-- DESCRIPTION OF THE TASK --
Every picture is to be removed, and all the data is to be copied exactly.

-- Page and application data records --

'''

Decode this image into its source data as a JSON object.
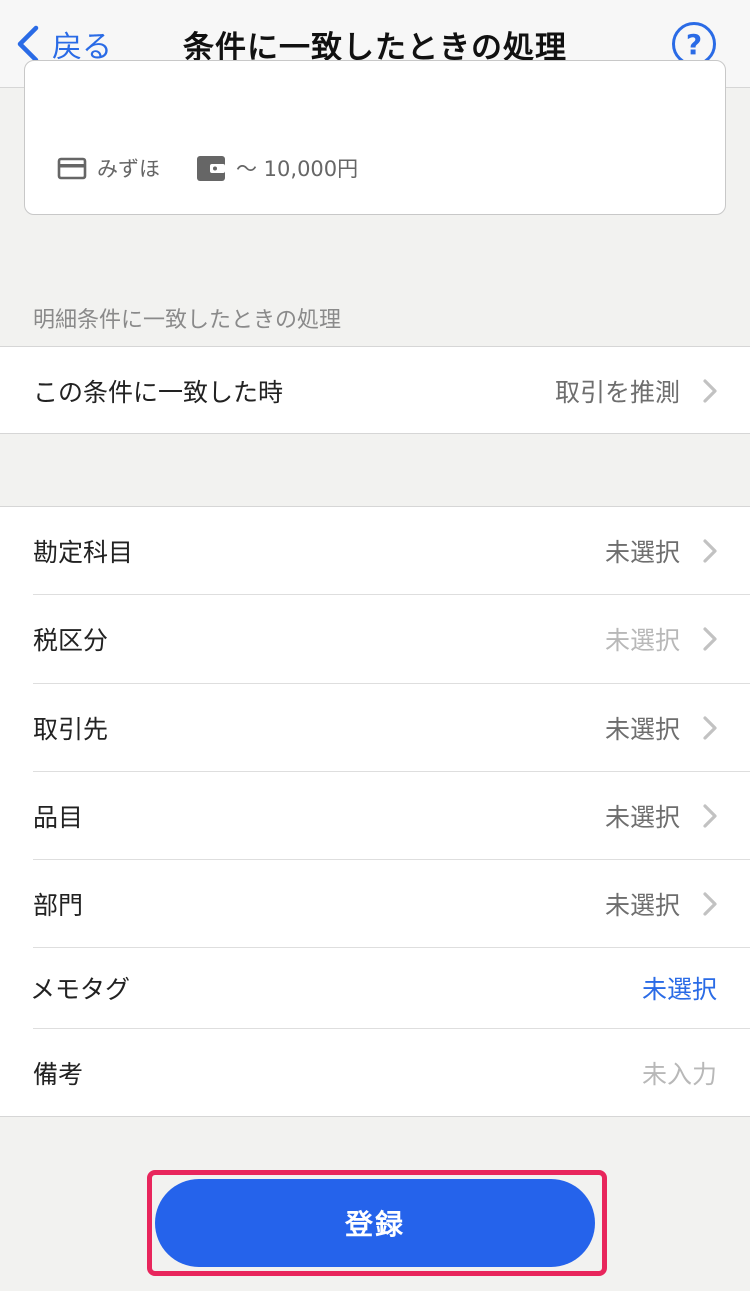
{
  "nav": {
    "back_label": "戻る",
    "title": "条件に一致したときの処理",
    "help_label": "?"
  },
  "card": {
    "bank": "みずほ",
    "amount": "〜 10,000円",
    "bank_icon": "card-icon",
    "amount_icon": "wallet-icon"
  },
  "section": {
    "header": "明細条件に一致したときの処理"
  },
  "match_row": {
    "label": "この条件に一致した時",
    "value": "取引を推測"
  },
  "fields": [
    {
      "label": "勘定科目",
      "value": "未選択"
    },
    {
      "label": "税区分",
      "value": "未選択"
    },
    {
      "label": "取引先",
      "value": "未選択"
    },
    {
      "label": "品目",
      "value": "未選択"
    },
    {
      "label": "部門",
      "value": "未選択"
    },
    {
      "label": "メモタグ",
      "value": "未選択"
    },
    {
      "label": "備考",
      "value": "未入力"
    }
  ],
  "submit": {
    "label": "登録"
  },
  "colors": {
    "accent": "#2a6be6",
    "button": "#2563eb",
    "highlight": "#e8265c"
  }
}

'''

-- RESPONSE TO THE TASK --
Decode this image into its source data as a JSON object.
{
  "nav": {
    "back_label": "戻る",
    "title": "条件に一致したときの処理",
    "help_label": "?"
  },
  "card": {
    "bank": "みずほ",
    "amount": "〜 10,000円",
    "bank_icon": "card-icon",
    "amount_icon": "wallet-icon"
  },
  "section": {
    "header": "明細条件に一致したときの処理"
  },
  "match_row": {
    "label": "この条件に一致した時",
    "value": "取引を推測"
  },
  "fields": [
    {
      "label": "勘定科目",
      "value": "未選択"
    },
    {
      "label": "税区分",
      "value": "未選択"
    },
    {
      "label": "取引先",
      "value": "未選択"
    },
    {
      "label": "品目",
      "value": "未選択"
    },
    {
      "label": "部門",
      "value": "未選択"
    },
    {
      "label": "メモタグ",
      "value": "未選択"
    },
    {
      "label": "備考",
      "value": "未入力"
    }
  ],
  "submit": {
    "label": "登録"
  },
  "colors": {
    "accent": "#2a6be6",
    "button": "#2563eb",
    "highlight": "#e8265c"
  }
}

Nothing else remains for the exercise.